IBM’s 5 in 5 Pegs Power From The People

For the past several years, IBM has been selecting “5 in 5″ – five emerging technologies that the company thinks will rock the world within five years. This year’s selections included one in the energy category, but it isn’t some fabulous breakthrough in solar, wind, fuel cells or any other renewable technology that’s in the mainstream news regularly. Instead, the IBM gang pointed to personal energy harvesting. “People power,” the company declared, “will come to life.”

The presentation that comes with this prediction (see below) is a little thin in detailing how this revolution might take place. There is a blog post from IBM Distinguished Engineer Harry Kolar that notes that “the strike of your heel on the ground and the bend of your sole release a lot of dissipated energy” that can be collected, stored and used, and also that “a device on the spokes of your bicycle could measure and collect energy that’s then transmitted to power your kitchen appliances.”

IBM 5 in 5

image via IBM

But then Kolar is quickly off to talking about how the water running through your pipes – your house’s pipes, not your body’s – could be used to power your lights.

Still, IBM might be onto something with this selection, as we’ve certainly seen our share of kinetic devices come down the pike in the past year or so. There was the i-Green concept from designer Fandi Meng that sounds a lot like the bike attachment that Kolar imagined. And we wrote about advancements in devices that could harvest power from your shoes, your exercise and even the soccer ball you kick, to name just a few.

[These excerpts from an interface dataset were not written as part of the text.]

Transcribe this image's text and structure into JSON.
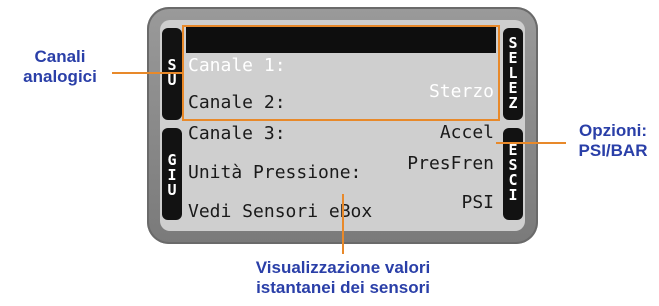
{
  "callouts": {
    "analog": [
      "Canali",
      "analogici"
    ],
    "options": [
      "Opzioni:",
      "PSI/BAR"
    ],
    "values": [
      "Visualizzazione valori",
      "istantanei dei sensori"
    ]
  },
  "display": {
    "rows": [
      {
        "label": "Canale 1:",
        "value": "Sterzo",
        "selected": true
      },
      {
        "label": "Canale 2:",
        "value": "Accel",
        "selected": false
      },
      {
        "label": "Canale 3:",
        "value": "PresFren",
        "selected": false
      },
      {
        "label": "Unità Pressione:",
        "value": "PSI",
        "selected": false
      },
      {
        "label": "Vedi Sensori eBox",
        "value": "",
        "selected": false
      }
    ]
  },
  "buttons": {
    "up": "SU",
    "down": "GIU",
    "select": "SELEZ",
    "exit": "ESCI"
  },
  "colors": {
    "accent": "#e8892a",
    "callout_text": "#2a3fa8",
    "screen": "#cfcfcf",
    "bezel": "#8a8a8a"
  }
}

Sports columnist, newspaper desk guy, website managing editor, wine-industry PR specialist, freelance writer—Pete Danko’s career in media has covered a lot of terrain. The constant along the way has been a fierce dedication to knowing the story and getting it right. Danko's work has appeared in Wired, The New York Times, San Francisco Chronicle and elsewhere.